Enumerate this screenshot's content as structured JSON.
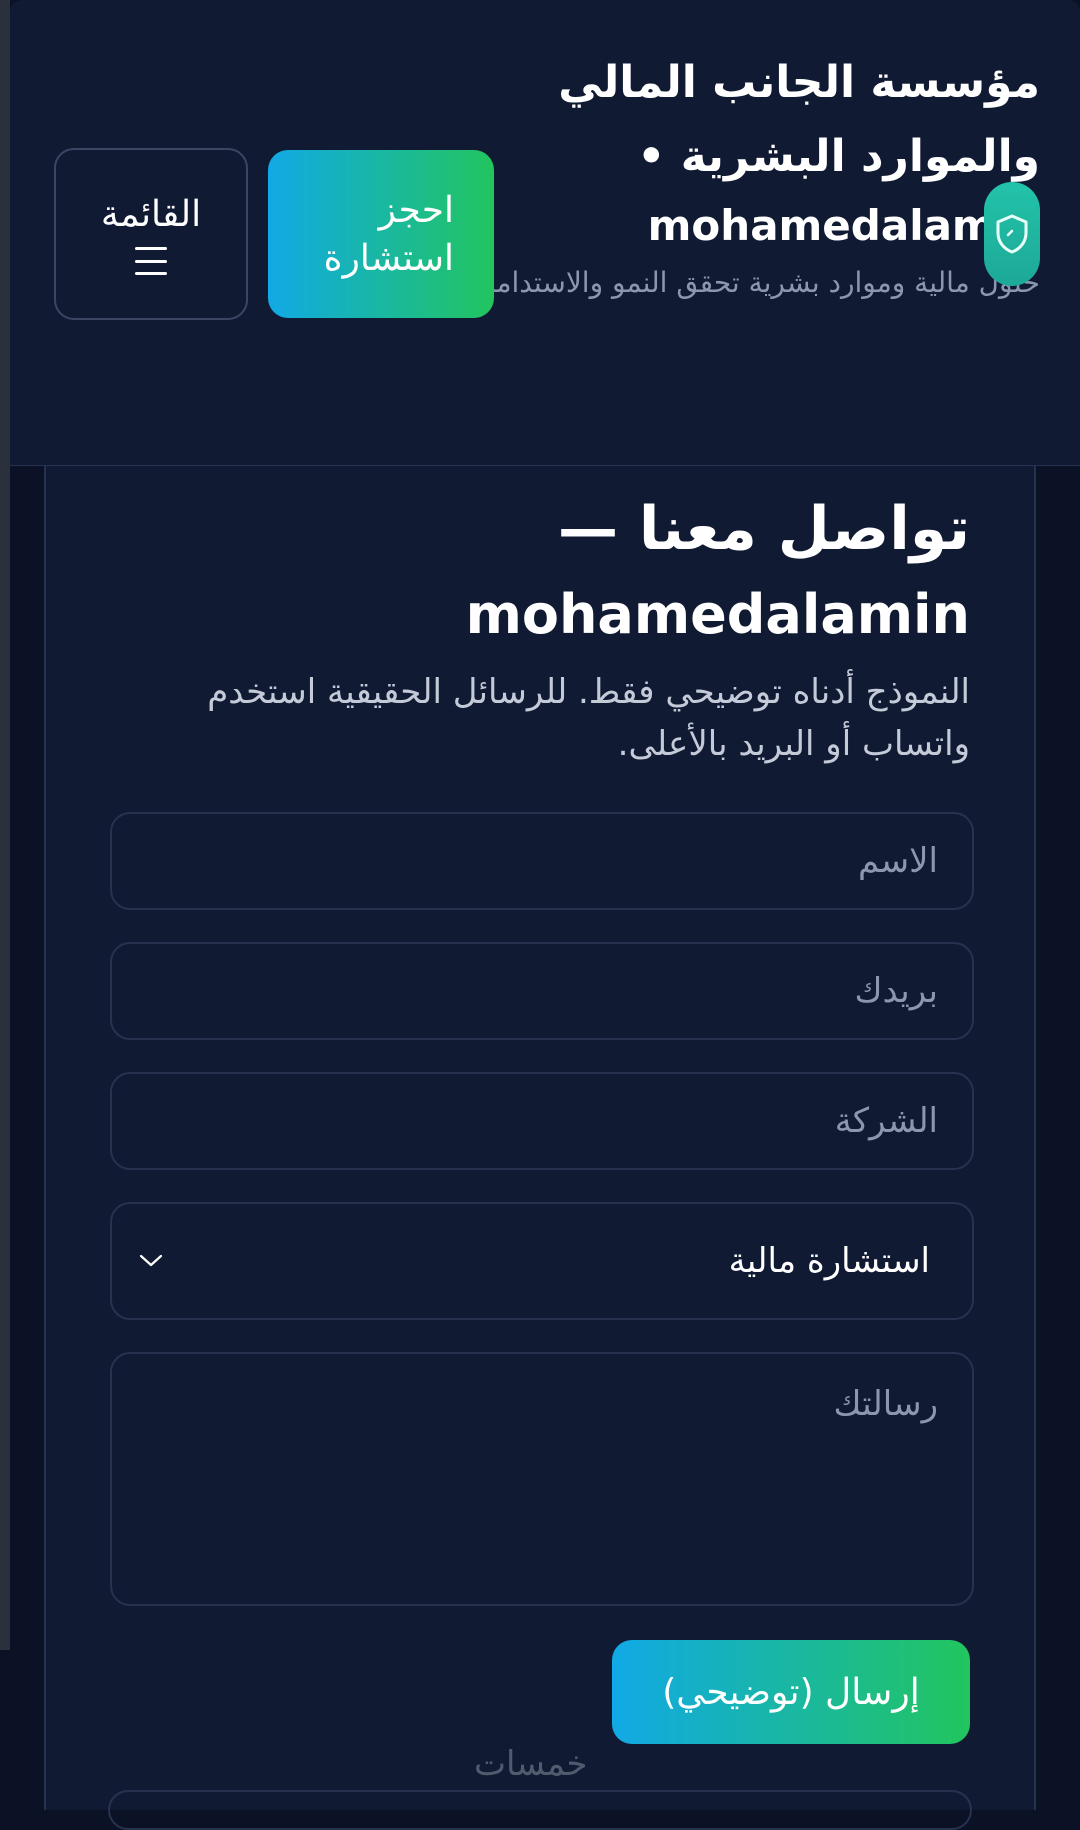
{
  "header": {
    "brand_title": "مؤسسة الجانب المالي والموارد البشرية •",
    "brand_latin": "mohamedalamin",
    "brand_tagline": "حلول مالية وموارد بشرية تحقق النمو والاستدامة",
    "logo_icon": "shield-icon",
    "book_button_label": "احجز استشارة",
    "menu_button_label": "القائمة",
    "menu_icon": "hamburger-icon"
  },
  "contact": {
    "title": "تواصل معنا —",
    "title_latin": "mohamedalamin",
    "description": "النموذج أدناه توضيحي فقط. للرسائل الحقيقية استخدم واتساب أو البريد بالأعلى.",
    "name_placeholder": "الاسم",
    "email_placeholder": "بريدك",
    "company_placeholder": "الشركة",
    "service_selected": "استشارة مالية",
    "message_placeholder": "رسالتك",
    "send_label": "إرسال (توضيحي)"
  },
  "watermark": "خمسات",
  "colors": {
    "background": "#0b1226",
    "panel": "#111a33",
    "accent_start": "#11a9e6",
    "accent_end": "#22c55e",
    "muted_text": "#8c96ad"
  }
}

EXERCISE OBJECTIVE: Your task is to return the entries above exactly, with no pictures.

ANSWER TO THE EXERCISE:
Enumerate this screenshot's content as structured JSON.
{
  "header": {
    "brand_title": "مؤسسة الجانب المالي والموارد البشرية •",
    "brand_latin": "mohamedalamin",
    "brand_tagline": "حلول مالية وموارد بشرية تحقق النمو والاستدامة",
    "logo_icon": "shield-icon",
    "book_button_label": "احجز استشارة",
    "menu_button_label": "القائمة",
    "menu_icon": "hamburger-icon"
  },
  "contact": {
    "title": "تواصل معنا —",
    "title_latin": "mohamedalamin",
    "description": "النموذج أدناه توضيحي فقط. للرسائل الحقيقية استخدم واتساب أو البريد بالأعلى.",
    "name_placeholder": "الاسم",
    "email_placeholder": "بريدك",
    "company_placeholder": "الشركة",
    "service_selected": "استشارة مالية",
    "message_placeholder": "رسالتك",
    "send_label": "إرسال (توضيحي)"
  },
  "watermark": "خمسات",
  "colors": {
    "background": "#0b1226",
    "panel": "#111a33",
    "accent_start": "#11a9e6",
    "accent_end": "#22c55e",
    "muted_text": "#8c96ad"
  }
}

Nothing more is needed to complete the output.